Link to comment
Share on other sites

  • 3 weeks later...

I was looking on craigslist for a planer.  I found a jointer for $20.  The jointer I have I got from my father-in-law before he passed.  It has no fence.  I found a jointer for $20 on CL with a fence, a Rockwell yet, that had the bed welded up.  I thought, hey, for $20, I don't think I can fab up a fence on the other one for that.  A week later, they answered my email and I went over to look at it.  They were about 2 miles from my house.  You can't get there from here.  It took me 20 minutes.  Older gentleman selling off some of his shop stuff.  There was a hand cranked forge.  I asked him if he made knives and he said that he did.  So I gave him $20 for the jointer. 

image.png.31378ea4453b05fe40d13964ba36c4f8.png

 

I told him what I wanted to do and he said he had a planer that he would sell.  We looked at it and it was old.  Real old.  I figger about 1930's or 1940's at the latest.  220V, and a motor that looks like it's 10HP, but he was running it on 220 with a drier plug. We negotiated and I bought it for $175.  It's a tad heavy.  The two of us muscled it over to where he could pick it up with his tractor and put it in the back of my truck.  I tied it down and drove the 20 minutes (2 miles direct) home.

image.thumb.png.1628d08516c00db5335522791b18f94c.png

Look at that motor.  It must have $175 worth of copper in it. 

I used my engine hoist and 2 helpers and got it out of the truck and over next to my shop.  Ran 220V to the outside and got it online today:

image.thumb.png.af3667235f4b1b58da0d1b3de44a08e4.png

Do you have any idea how much ROMEX is today?  I mean, 50 ft is like two bills for 10/3.  Lowes keeps it locked up in a cage.

Tried it out on some elm that I free-hand chainsaw cut from a log.  I think it looks pretty good for what would have been firewood:

image.thumb.png.5eca2b04e53e75822a14caeeb16a05c2.png

 

Link to comment
Share on other sites

He had a 10" Craftsman (Atlas-Clausing) lathe too.  I mentioned that I had the 6" version of that.  I looked over and there was a 14" by about 6' lathe.  It had a gear shift for the feed.  I absolutely hate having to change gears like on my 6" Craftsman, and one with a gear shift is the only way I would go.  He said it came out of a ship.  It looked to be about 1920's, if I had to guess.  Lots of surface rust like the planer, but I fiddled with it and everything was smooth and tight.  Tighter than mine.  Ran on a 110V motor up high with belts down to the head.  He said he would sell it for $1K.  Very tempting, but I don't have the space for it, really.  Wasn't sure on the size of the hole in the headstock.  I want like 1.5" and it might have been a tad smaller. 

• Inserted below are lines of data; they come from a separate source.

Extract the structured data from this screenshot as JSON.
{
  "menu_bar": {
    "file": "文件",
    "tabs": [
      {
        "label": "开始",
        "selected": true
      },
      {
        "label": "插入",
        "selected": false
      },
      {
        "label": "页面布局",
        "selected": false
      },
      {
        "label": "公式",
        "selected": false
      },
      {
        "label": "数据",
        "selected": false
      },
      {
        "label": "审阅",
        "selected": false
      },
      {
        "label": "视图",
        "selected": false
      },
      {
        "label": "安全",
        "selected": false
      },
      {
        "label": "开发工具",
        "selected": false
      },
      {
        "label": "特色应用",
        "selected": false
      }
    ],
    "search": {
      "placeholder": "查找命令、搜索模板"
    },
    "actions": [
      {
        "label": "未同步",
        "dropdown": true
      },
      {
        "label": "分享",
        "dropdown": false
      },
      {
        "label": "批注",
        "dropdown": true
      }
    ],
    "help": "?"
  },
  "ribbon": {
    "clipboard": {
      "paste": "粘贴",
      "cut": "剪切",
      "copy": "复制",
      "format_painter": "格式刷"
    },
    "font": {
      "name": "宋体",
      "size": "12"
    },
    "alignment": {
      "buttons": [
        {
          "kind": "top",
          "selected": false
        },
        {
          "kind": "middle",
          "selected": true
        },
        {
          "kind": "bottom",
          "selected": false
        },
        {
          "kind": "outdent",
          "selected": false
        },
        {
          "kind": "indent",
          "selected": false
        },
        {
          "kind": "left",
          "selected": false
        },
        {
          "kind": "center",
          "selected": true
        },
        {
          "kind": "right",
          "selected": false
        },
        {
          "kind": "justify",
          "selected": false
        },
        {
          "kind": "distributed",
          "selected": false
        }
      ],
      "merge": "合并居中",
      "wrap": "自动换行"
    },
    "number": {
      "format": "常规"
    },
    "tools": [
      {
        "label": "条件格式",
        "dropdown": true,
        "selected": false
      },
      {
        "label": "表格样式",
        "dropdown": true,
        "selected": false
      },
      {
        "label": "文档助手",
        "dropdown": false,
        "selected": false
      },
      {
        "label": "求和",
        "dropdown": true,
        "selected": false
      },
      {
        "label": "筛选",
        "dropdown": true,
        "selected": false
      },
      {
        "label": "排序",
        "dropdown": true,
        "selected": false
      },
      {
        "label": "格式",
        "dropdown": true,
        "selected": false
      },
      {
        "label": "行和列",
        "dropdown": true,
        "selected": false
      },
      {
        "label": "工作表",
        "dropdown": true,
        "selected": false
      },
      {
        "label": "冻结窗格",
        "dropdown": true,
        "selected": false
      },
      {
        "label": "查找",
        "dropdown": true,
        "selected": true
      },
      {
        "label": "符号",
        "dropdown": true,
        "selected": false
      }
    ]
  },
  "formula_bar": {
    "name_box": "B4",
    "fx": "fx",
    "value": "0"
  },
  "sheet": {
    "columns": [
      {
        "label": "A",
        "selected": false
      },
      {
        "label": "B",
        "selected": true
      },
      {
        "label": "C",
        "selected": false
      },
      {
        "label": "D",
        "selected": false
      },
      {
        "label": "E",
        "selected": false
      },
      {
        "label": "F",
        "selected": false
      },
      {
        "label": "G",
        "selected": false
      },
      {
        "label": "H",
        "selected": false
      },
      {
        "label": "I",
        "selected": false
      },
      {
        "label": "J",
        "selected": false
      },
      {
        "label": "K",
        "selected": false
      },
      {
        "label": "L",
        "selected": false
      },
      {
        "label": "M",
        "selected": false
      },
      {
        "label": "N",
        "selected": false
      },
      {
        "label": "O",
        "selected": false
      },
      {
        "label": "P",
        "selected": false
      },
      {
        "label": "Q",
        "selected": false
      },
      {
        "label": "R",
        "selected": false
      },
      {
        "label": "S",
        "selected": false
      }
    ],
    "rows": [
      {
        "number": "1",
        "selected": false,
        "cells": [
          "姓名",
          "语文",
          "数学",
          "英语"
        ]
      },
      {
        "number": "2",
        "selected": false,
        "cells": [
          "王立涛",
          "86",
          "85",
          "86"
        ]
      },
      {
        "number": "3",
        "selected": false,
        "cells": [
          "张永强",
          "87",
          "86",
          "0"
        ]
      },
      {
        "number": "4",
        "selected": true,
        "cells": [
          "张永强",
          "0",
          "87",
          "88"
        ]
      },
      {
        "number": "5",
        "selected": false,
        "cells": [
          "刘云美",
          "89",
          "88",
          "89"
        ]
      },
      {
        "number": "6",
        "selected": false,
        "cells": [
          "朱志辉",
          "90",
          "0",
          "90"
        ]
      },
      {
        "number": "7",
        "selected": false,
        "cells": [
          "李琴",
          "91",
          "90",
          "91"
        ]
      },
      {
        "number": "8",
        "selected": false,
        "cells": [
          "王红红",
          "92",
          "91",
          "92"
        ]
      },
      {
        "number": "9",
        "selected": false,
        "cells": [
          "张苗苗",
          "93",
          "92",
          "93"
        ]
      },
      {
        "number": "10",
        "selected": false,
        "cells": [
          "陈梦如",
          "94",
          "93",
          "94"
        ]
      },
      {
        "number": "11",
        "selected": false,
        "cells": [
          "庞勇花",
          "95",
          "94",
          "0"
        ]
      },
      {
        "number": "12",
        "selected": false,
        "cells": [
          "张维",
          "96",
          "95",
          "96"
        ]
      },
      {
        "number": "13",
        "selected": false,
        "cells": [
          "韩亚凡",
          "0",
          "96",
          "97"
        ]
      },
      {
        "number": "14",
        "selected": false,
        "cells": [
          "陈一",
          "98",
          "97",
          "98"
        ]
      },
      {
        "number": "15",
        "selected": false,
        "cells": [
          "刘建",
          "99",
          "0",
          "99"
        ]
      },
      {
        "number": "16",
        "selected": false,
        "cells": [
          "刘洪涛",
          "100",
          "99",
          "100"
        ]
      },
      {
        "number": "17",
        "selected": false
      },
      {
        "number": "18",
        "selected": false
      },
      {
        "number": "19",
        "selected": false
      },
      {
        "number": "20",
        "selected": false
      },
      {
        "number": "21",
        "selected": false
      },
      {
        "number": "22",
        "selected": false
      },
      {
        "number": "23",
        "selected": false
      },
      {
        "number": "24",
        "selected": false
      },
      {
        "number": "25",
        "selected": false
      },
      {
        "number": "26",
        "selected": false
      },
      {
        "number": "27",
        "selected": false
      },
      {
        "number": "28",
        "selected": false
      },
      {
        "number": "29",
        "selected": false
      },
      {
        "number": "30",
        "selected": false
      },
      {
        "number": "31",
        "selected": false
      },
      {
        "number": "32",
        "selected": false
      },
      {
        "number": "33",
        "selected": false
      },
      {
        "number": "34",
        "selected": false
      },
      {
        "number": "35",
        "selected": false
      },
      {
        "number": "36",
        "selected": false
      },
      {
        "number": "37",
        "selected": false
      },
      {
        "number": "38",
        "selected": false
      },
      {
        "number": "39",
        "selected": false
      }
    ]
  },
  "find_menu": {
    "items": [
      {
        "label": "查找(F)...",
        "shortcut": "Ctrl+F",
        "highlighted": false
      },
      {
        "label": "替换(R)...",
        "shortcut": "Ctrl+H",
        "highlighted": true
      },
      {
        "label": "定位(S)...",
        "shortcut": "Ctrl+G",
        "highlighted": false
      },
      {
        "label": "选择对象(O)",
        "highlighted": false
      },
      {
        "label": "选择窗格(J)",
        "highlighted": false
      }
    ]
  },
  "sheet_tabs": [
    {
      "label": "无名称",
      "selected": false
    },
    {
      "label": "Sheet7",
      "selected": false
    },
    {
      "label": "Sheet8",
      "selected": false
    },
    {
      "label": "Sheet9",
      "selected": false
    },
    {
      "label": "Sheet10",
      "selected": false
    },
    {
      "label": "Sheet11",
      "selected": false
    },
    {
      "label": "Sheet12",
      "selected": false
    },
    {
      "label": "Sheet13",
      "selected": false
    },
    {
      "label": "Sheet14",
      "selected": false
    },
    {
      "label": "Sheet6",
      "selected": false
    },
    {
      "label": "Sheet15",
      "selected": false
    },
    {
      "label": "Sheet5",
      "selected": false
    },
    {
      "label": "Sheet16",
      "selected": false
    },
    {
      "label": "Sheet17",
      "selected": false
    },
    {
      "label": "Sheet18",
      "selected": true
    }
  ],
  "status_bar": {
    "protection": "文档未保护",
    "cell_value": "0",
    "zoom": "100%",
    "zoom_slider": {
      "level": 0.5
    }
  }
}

Link to comment
Share on other sites

  • 2 weeks later...

I bought a sawmill attachment from teh amazones.  It wasn't very expensive.  For a reason.  Not pleased with the results.  With a real soft wood like pine, it would probably work, but on elm, not a chance.

My friend bought a really nice sawmill attachment from teh amazones.  Like $80.  He put it together and I went over to his house to try it out.  He bought a 24" bar and a new chain for his new Husky.  We spent about 4 hours with it on one of the pieces like the ones I have pictured.  Some of that time was fiddling with the attachment, some fiddling with the chain saw, etc., and sawing slabs is a slow process.  It was much easier and had better results than freehanding it.  This is the result:

image.thumb.png.64cd034cb8a4f40af81ef1d48064af24.png

 

These are my gunstock blanks:

image.thumb.png.03db272fa0b26759638fe7389367254c.png

They were 4" slabs that I cut down the middle to make 2 blanks.  I waxed the ends of these, finally finding a use for my wife's candles.

image.png.8d773024644dd6b11515c7d3dab07663.png

I put all of it in my garage with spacers between them and I guess I'll check them in 4 years.  That one slab is 2" thick, so maybe 2 years.

 

Link to comment
Share on other sites

Join the conversation

You can post now and register later. If you have an account, sign in now to post with your account.

Guest
Reply to this topic...

×   Pasted as rich text.   Paste as plain text instead

  Only 75 emoji are allowed.

×   Your link has been automatically embedded.   Display as a link instead

×   Your previous content has been restored.   Clear editor

×   You cannot paste images directly. Upload or insert images from URL.

Loading...
×
×
  • Create New...